Project Title: Joint UA UMass Project: Smart Rocks: A Network of Covert Smart Sensors
Team 22069 Members:
Jesus Alberto Lopez, electrical and computer engineering
Brianna Nicole Robles, systems engineering
Nicole Isabel Statler, systems engineering
Martin Vazquez, mechanical engineering
Christopher Vuong, electrical and computer engineering
Networks of sensors can be used to record sounds, vibrations, temperature changes and radiofrequency transmissions. In natural environments, they are used for everything from wildlife tracking to forest fire monitoring to border and perimeter surveillance.
Team 22069 is creating a network of small, autonomous, interconnected sensors that can be used outdoors. To ensure the sensors are covert, they will be disguised to look like rocks. Hence, the name of the project: Smart Rocks.
“Smart Rocks will provide a system of rocks (nodes) that will collect sensor data from a given environment,” said team lead Nicole Statler. “It will have the capabilities to share data to a local network of rocks and to an external network for research and observance.”
Deliverables include a digital architecture model and a realized hardware and software system. Hardware consists of “rocks” that can communicate wirelessly and power themselves for an agreed-upon amount of time.
“This project interested all of us because we were able to start from a blank sheet and watch the project unfold with all of our ideas,” said Martin Vazquez, project procurement lead. “We were also interested in the opportunity to work in conjunction with another design team.”
Raytheon is sponsoring two senior design teams to work on this project: one at the University of Arizona and the other at the University of Massachusetts Lowell. UA and UMass Lowell are two of the top universities from which Raytheon recruits employees, according to company representatives.
The teams are still working out their division of work, but so far, UA students are planning to focus on power delivery and sensor work, while the UMass Lowell team will work on the communications subsystem.
As the students learn how to navigate scheduling across time zones, they are honing soft skills, such as teamwork and communication. They know that integrating the components at the end of the academic year will require tight scheduling and efficiency. But they are enjoying the process so far.
“Our teams have thoroughly enjoyed working with each other,” said team member Brianna Robles. “Working with cross-functional engineers is beneficial both socially and professionally,” said team

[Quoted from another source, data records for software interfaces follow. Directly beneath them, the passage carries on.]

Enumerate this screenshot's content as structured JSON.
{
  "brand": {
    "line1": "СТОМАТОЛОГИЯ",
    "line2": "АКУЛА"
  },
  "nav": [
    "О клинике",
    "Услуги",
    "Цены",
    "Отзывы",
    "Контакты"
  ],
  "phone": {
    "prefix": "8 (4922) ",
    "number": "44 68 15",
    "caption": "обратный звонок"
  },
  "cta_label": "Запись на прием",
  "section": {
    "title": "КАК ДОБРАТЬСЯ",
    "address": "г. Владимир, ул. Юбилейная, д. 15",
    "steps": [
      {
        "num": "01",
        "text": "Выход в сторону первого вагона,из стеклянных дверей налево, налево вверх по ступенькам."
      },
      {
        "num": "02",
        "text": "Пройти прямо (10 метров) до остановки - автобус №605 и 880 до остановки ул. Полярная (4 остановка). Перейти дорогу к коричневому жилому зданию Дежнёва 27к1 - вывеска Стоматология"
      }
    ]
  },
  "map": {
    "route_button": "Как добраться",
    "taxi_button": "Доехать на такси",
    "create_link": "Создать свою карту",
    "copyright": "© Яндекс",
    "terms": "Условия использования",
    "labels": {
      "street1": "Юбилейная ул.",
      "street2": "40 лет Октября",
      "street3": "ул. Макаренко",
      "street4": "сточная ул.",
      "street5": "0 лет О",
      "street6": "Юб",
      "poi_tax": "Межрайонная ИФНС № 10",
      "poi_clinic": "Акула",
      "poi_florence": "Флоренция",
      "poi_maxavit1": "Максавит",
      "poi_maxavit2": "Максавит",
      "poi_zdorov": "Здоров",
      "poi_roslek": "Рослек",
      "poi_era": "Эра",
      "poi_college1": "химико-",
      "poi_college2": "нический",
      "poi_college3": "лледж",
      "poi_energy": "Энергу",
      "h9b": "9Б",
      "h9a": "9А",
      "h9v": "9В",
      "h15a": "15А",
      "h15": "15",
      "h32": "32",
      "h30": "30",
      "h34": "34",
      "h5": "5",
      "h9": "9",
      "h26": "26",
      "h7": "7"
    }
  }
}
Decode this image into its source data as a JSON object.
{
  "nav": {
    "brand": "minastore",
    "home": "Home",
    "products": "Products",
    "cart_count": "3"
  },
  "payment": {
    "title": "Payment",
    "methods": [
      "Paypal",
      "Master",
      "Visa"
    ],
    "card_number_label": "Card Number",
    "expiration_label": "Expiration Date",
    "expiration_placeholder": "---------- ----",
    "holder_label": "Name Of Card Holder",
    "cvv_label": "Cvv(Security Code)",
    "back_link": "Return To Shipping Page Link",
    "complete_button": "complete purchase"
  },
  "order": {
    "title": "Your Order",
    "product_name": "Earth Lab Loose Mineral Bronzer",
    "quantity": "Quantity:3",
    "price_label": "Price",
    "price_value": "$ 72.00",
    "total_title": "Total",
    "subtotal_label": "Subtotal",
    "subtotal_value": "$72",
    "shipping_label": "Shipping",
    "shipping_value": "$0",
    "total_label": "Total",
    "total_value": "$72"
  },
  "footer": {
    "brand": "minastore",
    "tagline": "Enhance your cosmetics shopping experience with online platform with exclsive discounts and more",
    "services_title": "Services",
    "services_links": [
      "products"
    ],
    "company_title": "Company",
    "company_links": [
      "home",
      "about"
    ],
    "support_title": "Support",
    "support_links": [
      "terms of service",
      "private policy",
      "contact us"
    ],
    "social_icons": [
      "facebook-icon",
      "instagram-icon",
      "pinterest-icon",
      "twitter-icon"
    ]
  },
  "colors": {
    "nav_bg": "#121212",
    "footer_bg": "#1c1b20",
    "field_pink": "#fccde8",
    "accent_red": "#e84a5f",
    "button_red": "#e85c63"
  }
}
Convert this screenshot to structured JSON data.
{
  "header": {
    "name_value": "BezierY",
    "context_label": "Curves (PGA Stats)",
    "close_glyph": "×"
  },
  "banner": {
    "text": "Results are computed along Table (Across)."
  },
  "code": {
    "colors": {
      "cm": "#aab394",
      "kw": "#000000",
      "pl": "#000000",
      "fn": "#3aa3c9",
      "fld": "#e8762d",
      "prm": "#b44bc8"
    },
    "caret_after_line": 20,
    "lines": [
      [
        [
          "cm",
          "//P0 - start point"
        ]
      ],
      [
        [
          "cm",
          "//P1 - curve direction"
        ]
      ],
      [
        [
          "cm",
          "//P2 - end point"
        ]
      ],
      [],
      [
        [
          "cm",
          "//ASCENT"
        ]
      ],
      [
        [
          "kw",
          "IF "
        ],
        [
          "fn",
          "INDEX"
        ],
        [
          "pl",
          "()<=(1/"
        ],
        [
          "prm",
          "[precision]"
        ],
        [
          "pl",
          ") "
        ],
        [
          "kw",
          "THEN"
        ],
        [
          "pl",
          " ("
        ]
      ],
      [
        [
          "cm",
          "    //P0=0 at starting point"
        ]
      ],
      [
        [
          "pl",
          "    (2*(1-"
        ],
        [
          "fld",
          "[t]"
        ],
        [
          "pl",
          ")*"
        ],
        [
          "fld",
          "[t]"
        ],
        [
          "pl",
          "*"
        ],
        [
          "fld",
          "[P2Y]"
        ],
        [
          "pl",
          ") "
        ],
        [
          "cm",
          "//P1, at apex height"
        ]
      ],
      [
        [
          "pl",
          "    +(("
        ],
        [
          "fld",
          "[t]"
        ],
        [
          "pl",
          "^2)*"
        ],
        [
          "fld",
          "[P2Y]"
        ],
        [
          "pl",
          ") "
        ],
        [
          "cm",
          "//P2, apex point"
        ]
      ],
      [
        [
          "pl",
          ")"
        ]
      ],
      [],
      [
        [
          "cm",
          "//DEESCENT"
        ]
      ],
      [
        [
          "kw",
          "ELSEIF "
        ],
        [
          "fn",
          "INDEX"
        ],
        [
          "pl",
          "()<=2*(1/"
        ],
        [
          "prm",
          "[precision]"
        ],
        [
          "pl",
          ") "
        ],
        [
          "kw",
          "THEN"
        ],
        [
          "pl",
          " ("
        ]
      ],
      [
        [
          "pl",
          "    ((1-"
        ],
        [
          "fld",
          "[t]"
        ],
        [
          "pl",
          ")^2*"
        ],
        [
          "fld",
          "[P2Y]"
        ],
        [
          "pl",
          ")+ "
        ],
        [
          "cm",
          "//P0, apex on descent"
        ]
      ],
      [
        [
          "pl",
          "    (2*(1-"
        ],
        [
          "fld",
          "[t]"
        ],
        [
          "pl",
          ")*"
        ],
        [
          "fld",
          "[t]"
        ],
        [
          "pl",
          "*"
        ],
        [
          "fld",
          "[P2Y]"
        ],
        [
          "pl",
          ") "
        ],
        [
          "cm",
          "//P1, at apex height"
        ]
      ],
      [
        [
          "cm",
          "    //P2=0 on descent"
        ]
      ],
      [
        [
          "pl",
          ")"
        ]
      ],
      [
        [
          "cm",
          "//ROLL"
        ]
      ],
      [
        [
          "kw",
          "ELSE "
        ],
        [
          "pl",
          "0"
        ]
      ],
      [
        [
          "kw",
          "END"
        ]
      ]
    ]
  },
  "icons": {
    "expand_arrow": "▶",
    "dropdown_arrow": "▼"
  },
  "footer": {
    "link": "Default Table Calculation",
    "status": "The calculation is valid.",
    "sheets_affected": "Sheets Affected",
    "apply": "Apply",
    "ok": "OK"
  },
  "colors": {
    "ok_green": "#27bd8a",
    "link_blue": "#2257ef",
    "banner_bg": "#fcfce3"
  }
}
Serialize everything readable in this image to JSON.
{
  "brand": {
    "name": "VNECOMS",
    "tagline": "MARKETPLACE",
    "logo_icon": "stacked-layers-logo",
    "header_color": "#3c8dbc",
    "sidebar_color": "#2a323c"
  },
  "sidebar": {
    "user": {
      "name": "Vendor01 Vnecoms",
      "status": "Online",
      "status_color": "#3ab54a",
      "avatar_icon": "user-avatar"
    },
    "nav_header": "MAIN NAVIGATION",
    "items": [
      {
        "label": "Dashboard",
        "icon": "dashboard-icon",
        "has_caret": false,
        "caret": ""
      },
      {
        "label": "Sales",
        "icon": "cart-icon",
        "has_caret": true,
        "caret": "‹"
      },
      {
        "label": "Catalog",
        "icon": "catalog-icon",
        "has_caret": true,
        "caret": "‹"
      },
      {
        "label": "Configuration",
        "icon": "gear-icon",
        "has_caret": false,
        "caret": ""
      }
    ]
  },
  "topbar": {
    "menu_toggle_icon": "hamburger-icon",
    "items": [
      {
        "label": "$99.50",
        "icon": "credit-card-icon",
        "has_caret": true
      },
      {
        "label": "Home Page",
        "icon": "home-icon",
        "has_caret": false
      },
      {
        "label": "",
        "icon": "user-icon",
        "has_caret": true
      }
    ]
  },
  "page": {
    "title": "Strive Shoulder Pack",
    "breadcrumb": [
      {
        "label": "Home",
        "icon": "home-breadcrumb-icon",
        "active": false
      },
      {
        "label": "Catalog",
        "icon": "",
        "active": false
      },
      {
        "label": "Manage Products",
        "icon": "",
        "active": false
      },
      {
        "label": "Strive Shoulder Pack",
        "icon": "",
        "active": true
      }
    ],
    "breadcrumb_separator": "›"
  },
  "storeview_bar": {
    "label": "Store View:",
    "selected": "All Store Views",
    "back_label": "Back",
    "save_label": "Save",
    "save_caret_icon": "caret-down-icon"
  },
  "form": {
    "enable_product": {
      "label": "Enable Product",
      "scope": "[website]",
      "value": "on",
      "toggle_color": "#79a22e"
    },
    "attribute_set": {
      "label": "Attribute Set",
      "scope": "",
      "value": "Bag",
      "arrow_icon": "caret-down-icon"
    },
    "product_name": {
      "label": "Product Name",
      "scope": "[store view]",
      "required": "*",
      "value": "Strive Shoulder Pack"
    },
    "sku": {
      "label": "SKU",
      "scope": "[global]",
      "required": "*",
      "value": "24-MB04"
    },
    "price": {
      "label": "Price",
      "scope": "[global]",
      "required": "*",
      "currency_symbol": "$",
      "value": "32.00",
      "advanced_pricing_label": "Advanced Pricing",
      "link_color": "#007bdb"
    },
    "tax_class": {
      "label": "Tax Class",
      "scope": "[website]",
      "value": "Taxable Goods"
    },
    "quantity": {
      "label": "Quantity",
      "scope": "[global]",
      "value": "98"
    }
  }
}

member Brianna Robles. “It’s also intriguing to get an insight into engineering disciplines different than our own.”